March was uneventful, except for the wonderful experiences we had with our BYU-Hawaii students, many of whom also worked at the Polynesian Cultural Center. They were so full of love and life. It was a joy to be around them.
In April, Christie and Randy and their family of six kids all came to visit us in Hawaii. Tyler who had just turned 8 was baptized by his father at Temple Beach in Laie, with both grandfathers as witnesses. It was a beautiful morning, 6:15 a.m., just as the sun came up over the ocean. The water was warm and calm. All of their children were there in addition to both sets of grandparents, a friend of Marsha's and Bishop Keala from the our student ward. Our friend, Karelyn, on her way to a seminary class that morning, stood up on the bluff and witnessed the baptism from there.
Casey who had just turned 12 a few weeks before received the Aaronic priesthood there on the beach as well. It was such a beautiful and sacred occasion for all of us.
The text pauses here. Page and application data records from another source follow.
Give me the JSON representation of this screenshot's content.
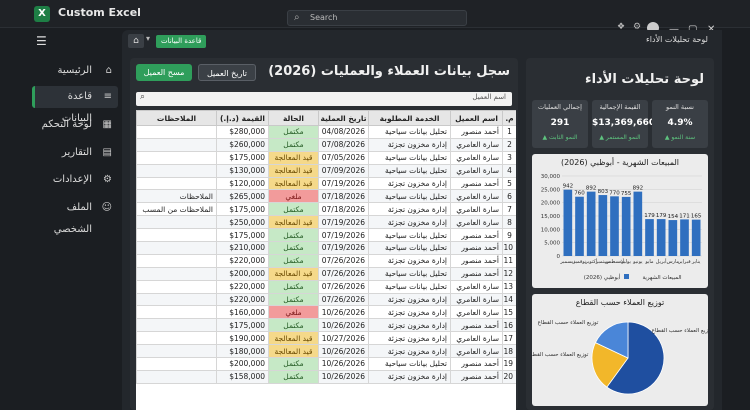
{
  "app": {
    "title": "Custom Excel",
    "logo": "X",
    "search_placeholder": "Search"
  },
  "sidebar": {
    "items": [
      {
        "label": "الرئيسية",
        "icon": "home-icon"
      },
      {
        "label": "قاعدة البيانات",
        "icon": "database-icon"
      },
      {
        "label": "لوحة التحكم",
        "icon": "grid-icon"
      },
      {
        "label": "التقارير",
        "icon": "document-icon"
      },
      {
        "label": "الإعدادات",
        "icon": "gear-icon"
      },
      {
        "label": "الملف الشخصي",
        "icon": "user-icon"
      }
    ]
  },
  "breadcrumb": {
    "current": "قاعدة البيانات"
  },
  "header_right": "لوحة تحليلات الأداء",
  "data_panel": {
    "title": "سجل بيانات العملاء والعمليات (2026)",
    "add_button": "مسح العميل",
    "history_button": "تاريخ العميل",
    "search_placeholder": "اسم العميل",
    "columns": [
      "م.",
      "اسم العميل",
      "الخدمة المطلوبة",
      "تاريخ العملية",
      "الحالة",
      "القيمة (د.إ.)",
      "الملاحظات"
    ],
    "rows": [
      [
        "1",
        "أحمد منصور",
        "تحليل بيانات سياحية",
        "04/08/2026",
        "مكتمل",
        "$280,000",
        ""
      ],
      [
        "2",
        "سارة العامري",
        "إدارة مخزون تجزئة",
        "07/08/2026",
        "مكتمل",
        "$260,000",
        ""
      ],
      [
        "3",
        "سارة العامري",
        "تحليل بيانات سياحية",
        "07/05/2026",
        "قيد المعالجة",
        "$175,000",
        ""
      ],
      [
        "4",
        "سارة العامري",
        "تحليل بيانات سياحية",
        "07/09/2026",
        "قيد المعالجة",
        "$130,000",
        ""
      ],
      [
        "5",
        "أحمد منصور",
        "إدارة مخزون تجزئة",
        "07/19/2026",
        "قيد المعالجة",
        "$120,000",
        ""
      ],
      [
        "6",
        "سارة العامري",
        "تحليل بيانات سياحية",
        "07/18/2026",
        "ملغي",
        "$265,000",
        "الملاحظات"
      ],
      [
        "7",
        "سارة العامري",
        "إدارة مخزون تجزئة",
        "07/18/2026",
        "مكتمل",
        "$175,000",
        "الملاحظات من المسب"
      ],
      [
        "8",
        "سارة العامري",
        "إدارة مخزون تجزئة",
        "07/19/2026",
        "قيد المعالجة",
        "$250,000",
        ""
      ],
      [
        "9",
        "أحمد منصور",
        "تحليل بيانات سياحية",
        "07/19/2026",
        "مكتمل",
        "$175,000",
        ""
      ],
      [
        "10",
        "أحمد منصور",
        "تحليل بيانات سياحية",
        "07/19/2026",
        "مكتمل",
        "$210,000",
        ""
      ],
      [
        "11",
        "أحمد منصور",
        "إدارة مخزون تجزئة",
        "07/26/2026",
        "مكتمل",
        "$220,000",
        ""
      ],
      [
        "12",
        "أحمد منصور",
        "تحليل بيانات سياحية",
        "07/26/2026",
        "قيد المعالجة",
        "$200,000",
        ""
      ],
      [
        "13",
        "سارة العامري",
        "تحليل بيانات سياحية",
        "07/26/2026",
        "مكتمل",
        "$220,000",
        ""
      ],
      [
        "14",
        "سارة العامري",
        "إدارة مخزون تجزئة",
        "07/26/2026",
        "مكتمل",
        "$220,000",
        ""
      ],
      [
        "15",
        "سارة العامري",
        "إدارة مخزون تجزئة",
        "10/26/2026",
        "ملغي",
        "$160,000",
        ""
      ],
      [
        "16",
        "أحمد منصور",
        "إدارة مخزون تجزئة",
        "10/26/2026",
        "مكتمل",
        "$175,000",
        ""
      ],
      [
        "17",
        "سارة العامري",
        "إدارة مخزون تجزئة",
        "10/27/2026",
        "قيد المعالجة",
        "$190,000",
        ""
      ],
      [
        "18",
        "سارة العامري",
        "إدارة مخزون تجزئة",
        "10/26/2026",
        "قيد المعالجة",
        "$180,000",
        ""
      ],
      [
        "19",
        "أحمد منصور",
        "تحليل بيانات سياحية",
        "10/26/2026",
        "مكتمل",
        "$200,000",
        ""
      ],
      [
        "20",
        "أحمد منصور",
        "إدارة مخزون تجزئة",
        "10/26/2026",
        "مكتمل",
        "$158,000",
        ""
      ]
    ]
  },
  "dashboard": {
    "title": "لوحة تحليلات الأداء",
    "kpis": [
      {
        "label": "إجمالي العمليات",
        "value": "291",
        "sub": "النمو الثابت ▲"
      },
      {
        "label": "القيمة الإجمالية",
        "value": "$13,369,660",
        "sub": "النمو المستمر ▲"
      },
      {
        "label": "نسبة النمو",
        "value": "4.9%",
        "sub": "سنة النمو ▲"
      }
    ]
  },
  "chart_data": [
    {
      "type": "bar",
      "title": "المبيعات الشهرية - أبوظبي (2026)",
      "categories": [
        "يناير",
        "فبراير",
        "مارس",
        "أبريل",
        "مايو",
        "يونيو",
        "يوليو",
        "أغسطس",
        "سبتمبر",
        "أكتوبر",
        "نوفمبر",
        "ديسمبر"
      ],
      "series": [
        {
          "name": "المبيعات الشهرية",
          "values": [
            165,
            171,
            154,
            179,
            179,
            892,
            755,
            770,
            803,
            892,
            760,
            942
          ]
        }
      ],
      "ylim": [
        0,
        30000
      ],
      "yticks": [
        "0",
        "5,000",
        "10,000",
        "15,000",
        "20,000",
        "25,000",
        "30,000"
      ],
      "legend": [
        "المبيعات الشهرية",
        "(2026) أبوظبي"
      ],
      "colors": [
        "#2f6fbf"
      ]
    },
    {
      "type": "pie",
      "title": "توزيع العملاء حسب القطاع",
      "slices": [
        {
          "label": "توزيع العملاء حسب القطاع",
          "value": 60,
          "color": "#1f4fa0"
        },
        {
          "label": "توزيع العملاء حسب القطاع",
          "value": 22,
          "color": "#f2b72a"
        },
        {
          "label": "توزيع العملاء حسب القطاع",
          "value": 18,
          "color": "#4a86d8"
        }
      ]
    }
  ]
}
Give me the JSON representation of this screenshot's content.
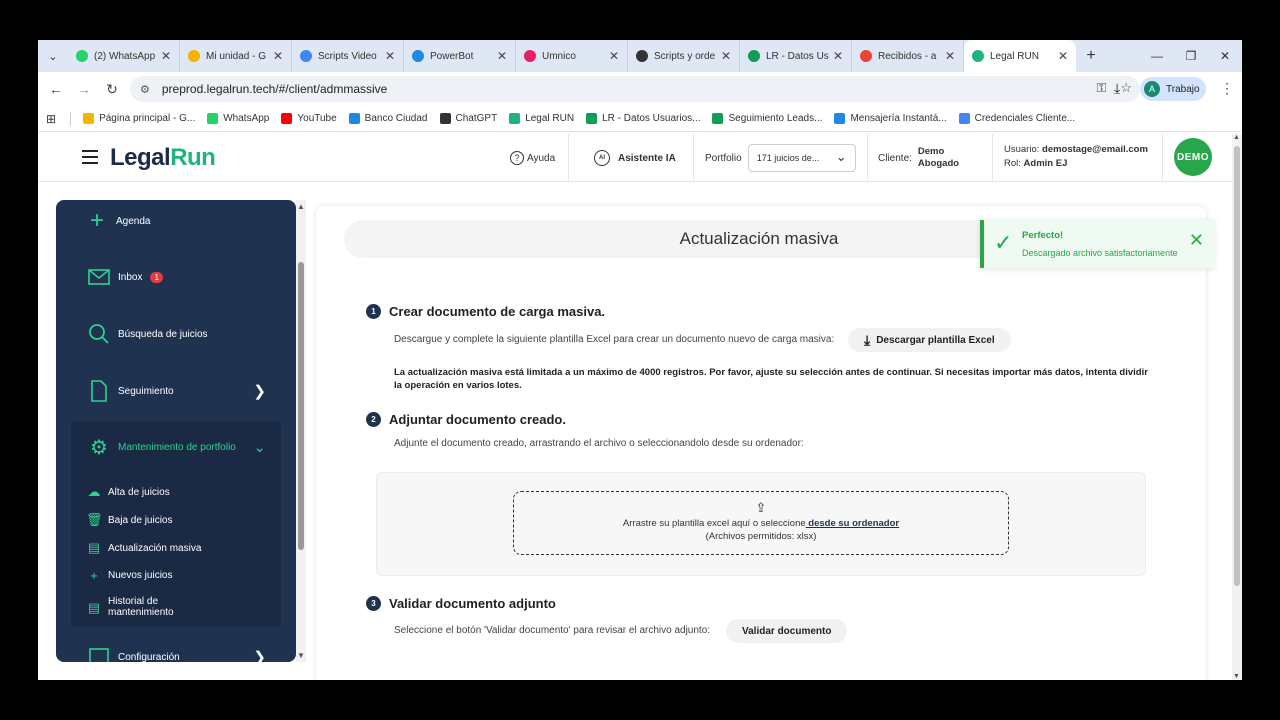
{
  "browser": {
    "tabs": [
      {
        "label": "(2) WhatsApp",
        "icon": "whatsapp-icon",
        "color": "#25d366"
      },
      {
        "label": "Mi unidad - G",
        "icon": "drive-icon",
        "color": "#f4b400"
      },
      {
        "label": "Scripts Video",
        "icon": "docs-icon",
        "color": "#4285f4"
      },
      {
        "label": "PowerBot",
        "icon": "cloud-icon",
        "color": "#1e88e5"
      },
      {
        "label": "Umnico",
        "icon": "umnico-icon",
        "color": "#e91e63"
      },
      {
        "label": "Scripts y orde",
        "icon": "openai-icon",
        "color": "#333333"
      },
      {
        "label": "LR - Datos Us",
        "icon": "sheets-icon",
        "color": "#0f9d58"
      },
      {
        "label": "Recibidos - a",
        "icon": "gmail-icon",
        "color": "#ea4335"
      },
      {
        "label": "Legal RUN",
        "icon": "legalrun-icon",
        "color": "#1fb47b"
      }
    ],
    "url": "preprod.legalrun.tech/#/client/admmassive",
    "profile": {
      "initial": "A",
      "label": "Trabajo"
    },
    "bookmarks": [
      {
        "label": "Página principal - G...",
        "color": "#f4b400"
      },
      {
        "label": "WhatsApp",
        "color": "#25d366"
      },
      {
        "label": "YouTube",
        "color": "#ff0000"
      },
      {
        "label": "Banco Ciudad",
        "color": "#1e88e5"
      },
      {
        "label": "ChatGPT",
        "color": "#333333"
      },
      {
        "label": "Legal RUN",
        "color": "#1fb47b"
      },
      {
        "label": "LR - Datos Usuarios...",
        "color": "#0f9d58"
      },
      {
        "label": "Seguimiento Leads...",
        "color": "#0f9d58"
      },
      {
        "label": "Mensajería Instantá...",
        "color": "#1e88e5"
      },
      {
        "label": "Credenciales Cliente...",
        "color": "#4285f4"
      }
    ]
  },
  "header": {
    "logo_a": "Legal",
    "logo_b": "Run",
    "help": "Ayuda",
    "assistant": "Asistente IA",
    "assistant_icon_text": "AI",
    "portfolio_label": "Portfolio",
    "portfolio_value": "171 juicios de...",
    "client_label": "Cliente:",
    "client_value_1": "Demo",
    "client_value_2": "Abogado",
    "user_label": "Usuario:",
    "user_value": "demostage@email.com",
    "role_label": "Rol:",
    "role_value": "Admin EJ",
    "badge": "DEMO"
  },
  "sidebar": {
    "agenda": "Agenda",
    "inbox": "Inbox",
    "inbox_count": "1",
    "search": "Búsqueda de juicios",
    "follow": "Seguimiento",
    "maintenance": "Mantenimiento de portfolio",
    "sub": {
      "alta": "Alta de juicios",
      "baja": "Baja de juicios",
      "actualizacion": "Actualización masiva",
      "nuevos": "Nuevos juicios",
      "historial_1": "Historial de",
      "historial_2": "mantenimiento"
    },
    "config": "Configuración"
  },
  "main": {
    "title": "Actualización masiva",
    "step1": {
      "num": "1",
      "title": "Crear documento de carga masiva.",
      "desc": "Descargue y complete la siguiente plantilla Excel para crear un documento nuevo de carga masiva:",
      "button": "Descargar plantilla Excel"
    },
    "warning": "La actualización masiva está limitada a un máximo de 4000 registros. Por favor, ajuste su selección antes de continuar. Si necesitas importar más datos, intenta dividir la operación en varios lotes.",
    "step2": {
      "num": "2",
      "title": "Adjuntar documento creado.",
      "desc": "Adjunte el documento creado, arrastrando el archivo o seleccionandolo desde su ordenador:"
    },
    "dropzone": {
      "text": "Arrastre su plantilla excel aquí o seleccione",
      "link": " desde su ordenador",
      "allowed": "(Archivos permitidos: xlsx)"
    },
    "step3": {
      "num": "3",
      "title": "Validar documento adjunto",
      "desc": "Seleccione el botón 'Validar documento' para revisar el archivo adjunto:",
      "button": "Validar documento"
    }
  },
  "toast": {
    "title": "Perfecto!",
    "message": "Descargado archivo satisfactoriamente"
  },
  "colors": {
    "accent": "#1fb47b",
    "sidebar": "#1f3350",
    "success": "#27a74a"
  }
}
Later on,at the end of April, Mike and his family came to visit. We got to meet Joseph who we had only seen each week on the web cam on Sunday afternoons since his birth the previous August. There again we got to visit all the Oahu visitor sites. Mike's family especially enjoyed the PCC and we spent three whole days looking and visiting all the various "islands" at the center.
May and part of June were spent in finishing up our work at the PCC so that the new missionaries could take over easily although they wouldn't be coming for about a month after we left. It was hard to leave that beautiful setting, the warm and gracious people there and hardest of all was leaving the students. I surprised the young sisters in Relief Society by telling them they could join me on my Face Book page. They laughed and thought it was pretty funny that an old lady would be on Face Book, but I have been able to keep track of most of the kids and still be part of their lives.
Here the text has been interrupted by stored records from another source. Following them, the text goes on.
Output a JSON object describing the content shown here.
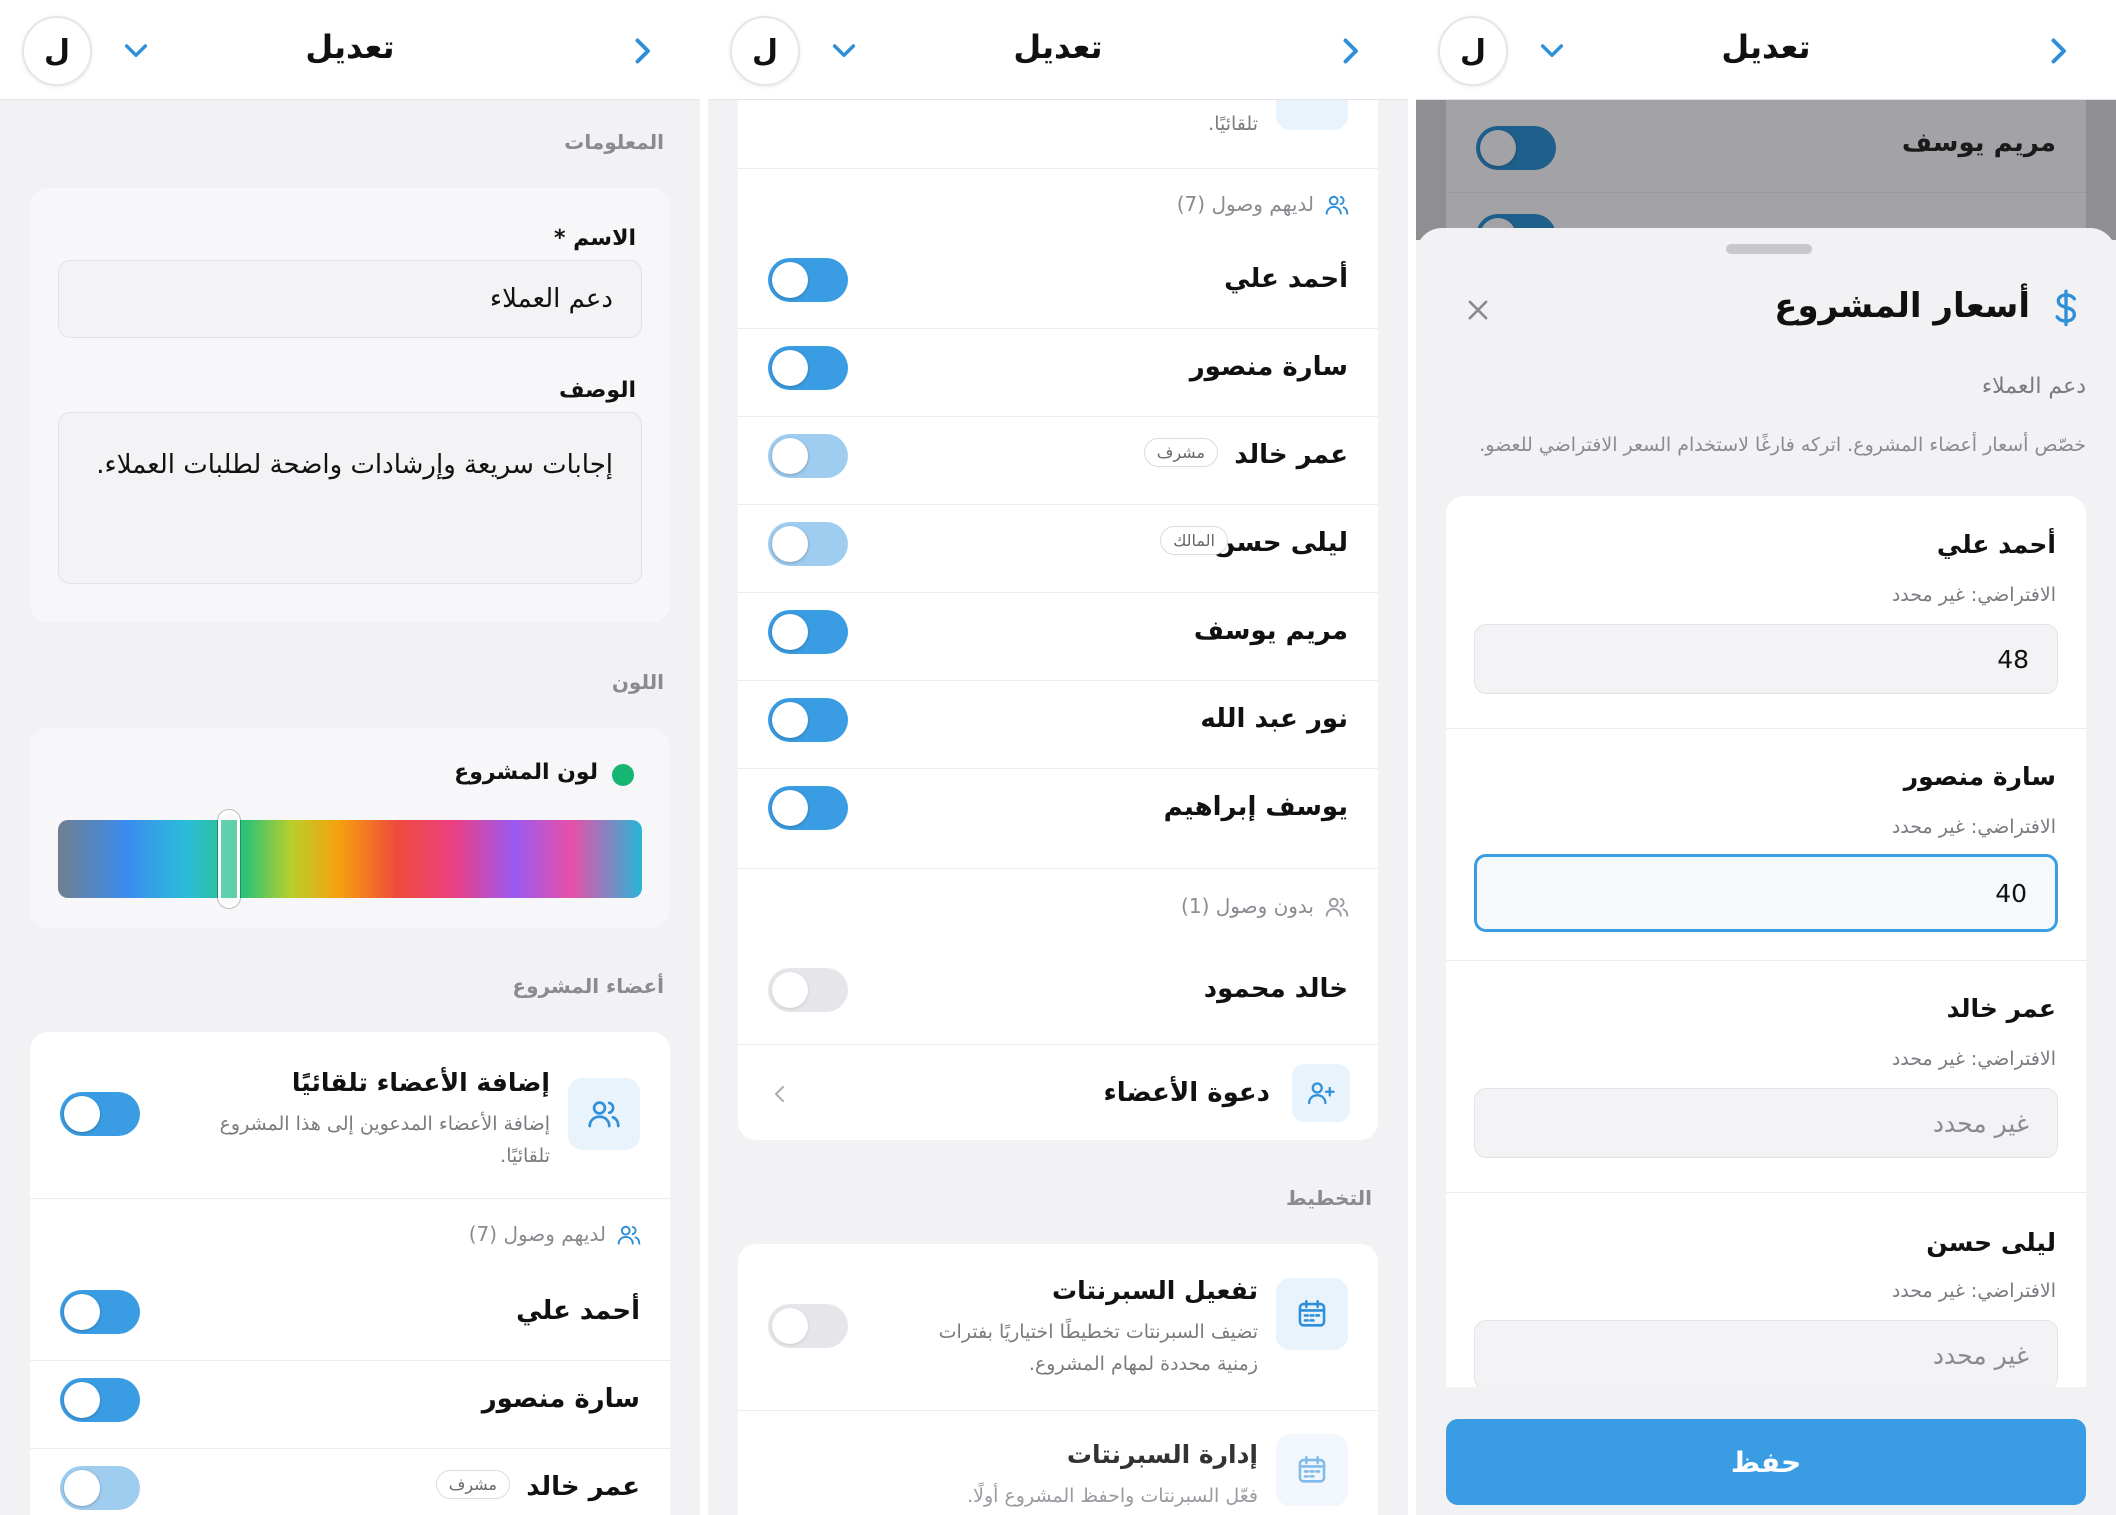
{
  "header": {
    "title": "تعديل",
    "avatar_letter": "ل"
  },
  "colors": {
    "accent": "#3a9de3",
    "project_dot": "#16b672"
  },
  "info_section": {
    "label": "المعلومات",
    "name_label": "الاسم *",
    "name_value": "دعم العملاء",
    "desc_label": "الوصف",
    "desc_value": "إجابات سريعة وإرشادات واضحة لطلبات العملاء."
  },
  "color_section": {
    "label": "اللون",
    "project_color_label": "لون المشروع"
  },
  "members_section": {
    "label": "أعضاء المشروع",
    "auto_add_title": "إضافة الأعضاء تلقائيًا",
    "auto_add_desc": "إضافة الأعضاء المدعوين إلى هذا المشروع تلقائيًا.",
    "has_access_label": "لديهم وصول (7)",
    "no_access_label": "بدون وصول (1)",
    "invite_label": "دعوة الأعضاء",
    "members_with_access": [
      {
        "name": "أحمد علي",
        "badge": "",
        "state": "on"
      },
      {
        "name": "سارة منصور",
        "badge": "",
        "state": "on"
      },
      {
        "name": "عمر خالد",
        "badge": "مشرف",
        "state": "light"
      },
      {
        "name": "ليلى حسن",
        "badge": "المالك",
        "state": "light"
      },
      {
        "name": "مريم يوسف",
        "badge": "",
        "state": "on"
      },
      {
        "name": "نور عبد الله",
        "badge": "",
        "state": "on"
      },
      {
        "name": "يوسف إبراهيم",
        "badge": "",
        "state": "on"
      }
    ],
    "members_without_access": [
      {
        "name": "خالد محمود",
        "state": "off"
      }
    ],
    "partial_desc_tail": "تلقائيًا."
  },
  "planning_section": {
    "label": "التخطيط",
    "sprints_title": "تفعيل السبرنتات",
    "sprints_desc": "تضيف السبرنتات تخطيطًا اختياريًا بفترات زمنية محددة لمهام المشروع.",
    "manage_title": "إدارة السبرنتات",
    "manage_desc": "فعّل السبرنتات واحفظ المشروع أولًا."
  },
  "pricing_sheet": {
    "background_member": "مريم يوسف",
    "title": "أسعار المشروع",
    "project_name": "دعم العملاء",
    "hint": "خصّص أسعار أعضاء المشروع. اتركه فارغًا لاستخدام السعر الافتراضي للعضو.",
    "default_text": "الافتراضي: غير محدد",
    "placeholder": "غير محدد",
    "members": [
      {
        "name": "أحمد علي",
        "value": "48"
      },
      {
        "name": "سارة منصور",
        "value": "40"
      },
      {
        "name": "عمر خالد",
        "value": ""
      },
      {
        "name": "ليلى حسن",
        "value": ""
      }
    ],
    "save_label": "حفظ"
  }
}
We came home on the 14th of June and I had a full-blown case of pneumonia. It took over a month for me to finally shake it. And, coming back to a high altitude after a year at sea level also took some adjustments as well. It was great to be back with our children and grandchildren, although we had seen most of them sometime during the year. Dave and his family and Steve came in the previous October. We regretted that Steve's family was not able to come, but hopefully we can go back with them sometime in the future. After all, Gordon and I have life-time admission to the PCC now.
The next six months have been busy with many doctor's appointments, surgery for Gordon, and Family History Conferences. We were able to visit Dave and his family in Tucson in September when Gavin had his farewell before he entered the MTC on his way to Thailand. Cathy and Terry were here for Melinda's 18th birthday at BYU Provo.
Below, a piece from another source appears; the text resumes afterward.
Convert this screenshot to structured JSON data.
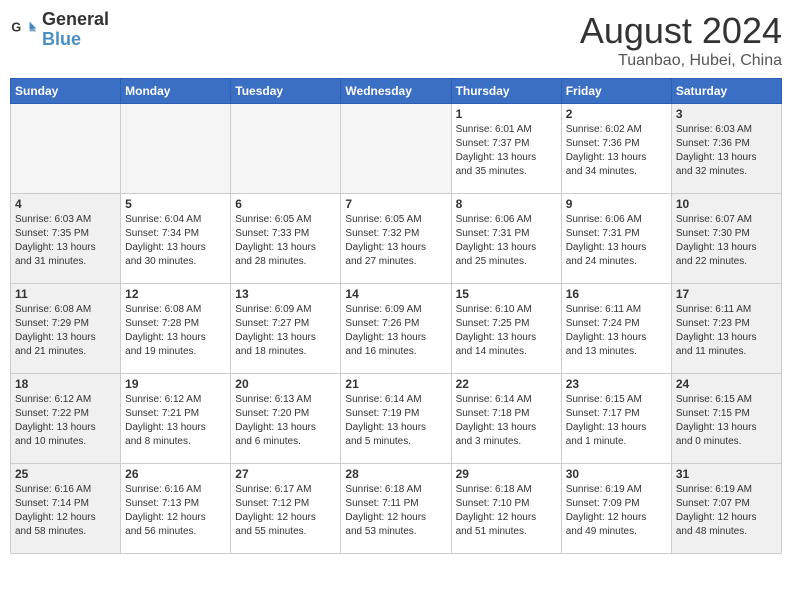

We went to Yellowstone with Steve and his family and Mike's family as well over UEA weekend, and we spent four days in December in cool, rainy California with Mike and his family and Cyndi.
Gordon is again teaching at the various Family History Conferences around the West. He is a popular speaker with topics on Beginning English Family History, Photographing your Family History, and Photography.
We hope to see some of our friends this coming year when we visit St. George, Denver, Sheridan Wyoming, Redding California and Logan Utah as well as Mesa again in Jan of 2010.
It has been a busy year. We have been richly blessed through it all in spite of having health problems that have taken months to resolve, if they are resolved, but we realize that while we are getting older we are still able to do many of the activities that we did before...just a little slower.
We realize that many of our friends are having difficulties too, but with our faith in God and our knowledge of His plans, we can endure. We pray that you too will recognize the blessings that are yours through this coming year, and that the year will not drag for you, but will be one of joy. We send you our love and if you can visit us, we'd love to see you. If you can't visit then go to our Face Book sites or to GrammaBlue@blogspot.com to see what else is going on in our lives.
A tribute to my wonderful mother!
8 years ago